The church provided many cases of canned milk, as well as other food.  All the children did much better.  Social Services was notified.
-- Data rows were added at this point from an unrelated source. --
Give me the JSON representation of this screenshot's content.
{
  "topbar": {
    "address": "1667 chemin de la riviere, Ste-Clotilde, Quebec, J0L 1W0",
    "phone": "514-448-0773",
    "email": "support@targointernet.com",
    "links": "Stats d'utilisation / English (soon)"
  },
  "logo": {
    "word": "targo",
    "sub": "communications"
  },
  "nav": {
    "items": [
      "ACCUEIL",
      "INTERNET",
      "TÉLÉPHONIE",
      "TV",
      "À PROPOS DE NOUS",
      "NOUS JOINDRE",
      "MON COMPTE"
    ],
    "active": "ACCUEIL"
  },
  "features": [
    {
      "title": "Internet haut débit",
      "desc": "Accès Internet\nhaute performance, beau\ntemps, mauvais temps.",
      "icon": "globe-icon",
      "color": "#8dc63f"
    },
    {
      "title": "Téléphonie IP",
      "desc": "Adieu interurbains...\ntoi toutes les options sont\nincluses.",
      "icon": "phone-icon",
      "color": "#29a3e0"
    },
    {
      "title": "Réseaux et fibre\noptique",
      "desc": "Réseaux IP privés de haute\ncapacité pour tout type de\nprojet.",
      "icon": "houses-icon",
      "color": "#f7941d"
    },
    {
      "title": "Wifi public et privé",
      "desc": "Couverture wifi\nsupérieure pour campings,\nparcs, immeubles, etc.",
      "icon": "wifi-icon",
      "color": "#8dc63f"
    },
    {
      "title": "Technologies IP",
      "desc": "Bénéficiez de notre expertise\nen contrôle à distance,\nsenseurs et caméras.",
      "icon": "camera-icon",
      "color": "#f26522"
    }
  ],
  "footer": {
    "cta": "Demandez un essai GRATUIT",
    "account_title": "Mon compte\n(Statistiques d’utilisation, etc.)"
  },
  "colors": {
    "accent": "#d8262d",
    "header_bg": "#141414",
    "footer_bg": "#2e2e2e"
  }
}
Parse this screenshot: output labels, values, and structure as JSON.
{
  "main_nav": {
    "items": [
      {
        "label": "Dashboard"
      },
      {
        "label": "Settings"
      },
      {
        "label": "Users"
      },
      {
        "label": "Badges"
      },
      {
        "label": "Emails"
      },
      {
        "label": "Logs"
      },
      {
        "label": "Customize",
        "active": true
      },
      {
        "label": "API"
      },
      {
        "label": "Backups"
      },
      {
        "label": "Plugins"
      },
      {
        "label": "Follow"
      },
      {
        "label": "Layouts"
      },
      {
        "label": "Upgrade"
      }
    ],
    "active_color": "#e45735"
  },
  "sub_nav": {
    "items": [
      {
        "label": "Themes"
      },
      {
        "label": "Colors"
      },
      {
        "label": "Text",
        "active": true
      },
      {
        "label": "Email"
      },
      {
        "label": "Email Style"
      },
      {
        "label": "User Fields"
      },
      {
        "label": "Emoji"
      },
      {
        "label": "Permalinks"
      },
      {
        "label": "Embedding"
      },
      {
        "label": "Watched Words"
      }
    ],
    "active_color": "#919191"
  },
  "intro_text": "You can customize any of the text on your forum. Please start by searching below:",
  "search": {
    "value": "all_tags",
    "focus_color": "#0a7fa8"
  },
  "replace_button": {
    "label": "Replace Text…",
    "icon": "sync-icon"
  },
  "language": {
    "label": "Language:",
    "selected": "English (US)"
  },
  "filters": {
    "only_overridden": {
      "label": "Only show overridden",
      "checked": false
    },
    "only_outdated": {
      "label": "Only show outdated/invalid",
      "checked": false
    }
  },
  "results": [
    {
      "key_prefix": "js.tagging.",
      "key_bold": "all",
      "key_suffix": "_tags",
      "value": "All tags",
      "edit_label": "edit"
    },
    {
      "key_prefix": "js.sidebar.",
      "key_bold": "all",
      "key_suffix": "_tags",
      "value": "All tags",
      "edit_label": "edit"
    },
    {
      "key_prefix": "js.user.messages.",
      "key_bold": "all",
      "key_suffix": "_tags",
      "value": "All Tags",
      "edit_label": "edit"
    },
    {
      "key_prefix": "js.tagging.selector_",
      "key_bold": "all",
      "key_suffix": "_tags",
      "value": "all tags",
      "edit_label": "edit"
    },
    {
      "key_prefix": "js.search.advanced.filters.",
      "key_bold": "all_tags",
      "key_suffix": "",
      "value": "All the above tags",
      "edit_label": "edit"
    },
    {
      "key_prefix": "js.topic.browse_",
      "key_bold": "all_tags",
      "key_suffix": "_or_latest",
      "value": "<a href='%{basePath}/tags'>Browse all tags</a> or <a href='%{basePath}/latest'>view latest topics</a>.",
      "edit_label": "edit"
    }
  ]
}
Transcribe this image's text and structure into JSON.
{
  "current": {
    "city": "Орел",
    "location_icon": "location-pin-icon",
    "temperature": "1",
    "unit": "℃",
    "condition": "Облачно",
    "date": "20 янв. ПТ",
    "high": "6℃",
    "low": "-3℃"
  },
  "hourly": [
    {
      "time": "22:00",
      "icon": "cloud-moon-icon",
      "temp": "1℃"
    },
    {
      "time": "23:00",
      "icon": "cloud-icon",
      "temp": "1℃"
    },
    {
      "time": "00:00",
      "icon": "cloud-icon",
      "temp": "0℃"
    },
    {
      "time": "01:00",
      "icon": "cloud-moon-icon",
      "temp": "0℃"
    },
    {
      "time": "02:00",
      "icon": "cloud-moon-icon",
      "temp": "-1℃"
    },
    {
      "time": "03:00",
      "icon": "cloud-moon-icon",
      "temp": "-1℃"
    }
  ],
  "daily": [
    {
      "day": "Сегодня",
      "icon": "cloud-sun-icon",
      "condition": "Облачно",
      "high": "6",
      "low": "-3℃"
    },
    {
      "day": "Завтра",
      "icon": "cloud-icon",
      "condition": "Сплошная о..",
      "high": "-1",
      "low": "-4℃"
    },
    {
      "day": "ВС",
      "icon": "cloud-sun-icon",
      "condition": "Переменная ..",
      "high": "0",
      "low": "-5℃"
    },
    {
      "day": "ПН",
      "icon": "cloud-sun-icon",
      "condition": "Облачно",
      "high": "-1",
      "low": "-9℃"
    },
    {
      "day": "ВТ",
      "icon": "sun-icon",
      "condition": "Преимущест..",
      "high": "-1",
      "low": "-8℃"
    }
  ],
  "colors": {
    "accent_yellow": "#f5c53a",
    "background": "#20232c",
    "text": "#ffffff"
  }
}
Mary got some help, though she did have four more children over the years before we lost touch with them.

We did eventually end up with that classy camper, but that’s a story for another day.

Dog Discipline

What could these two pictures possibly have in common?  Buzzy is adorable, but he does have a little flaw.   He feels compelled to scratch soft fabrics.  My new bathroom rug is quickly balding.  I have to groom it every time he gets in there.  He gives carefull attention to several other rugs, but this one must be substandard.  I do tell him,”No!”  He is pretty forgiving, just gives me a hurt look and walks away.  I’ve thought of flapping him with a hand towel, but that seems a little extreme for a ten-year-old gentleman who’s never endured a flap.  I guess I need to buy a better rug or keep the door closed.

World’s Worst Grandma

I had the pleasure of taking a two-year-old grocery shopping one cold, dreary day.  The only bright spot was the lone automobile/shopping cart we found on the parking lot.  I wiped it dry and loaded her up.  As we progressed through the store, she found many strange and wonderful things thoughtfully displayed within her reach.  Sadly, I had to deny her hearts-delight: steak knives, fireplace matches, cat toys, and a twenty-seven dollar toy trumpet.It was a disaster when we stumbled into the toy aisle.  She scooped several toys into the cart.  To avoid tears,  I shamelessly deposited the culled items in an empty grocery cart as I steered her toward something that met three important criteria.  It would hold her interest till we got through the check-out line.  It wouldn’t get me in trouble with her parents.  Last of all, it wouldn’t bankrupt me.

Finally, we were done.  Over her protests, I got her zipped in her hooded jacket and wheeled her toward the parking lot, clasping her toy.  I would have enjoyed waiting for icy rain to stop, but I wanted to get her out of the store.  I struggled to steer the cumbersome buggy across the bumpy parking lot.  I breathed a sigh of relief as I opened the car door and buckled her in the car seat.  She was happily unwrapping her lollipop as a woman with a small boy parked next to us. Remembering how anxious my little one was to find the fancy cart, I asked the  woman.  “Ma’am, do you want this car buggy for your little boy?”

I might as well have stabbed my little guy in the heart.  She wailed tragically as the boy’s mother loaded him in “her” buggy.  I’ve had better days.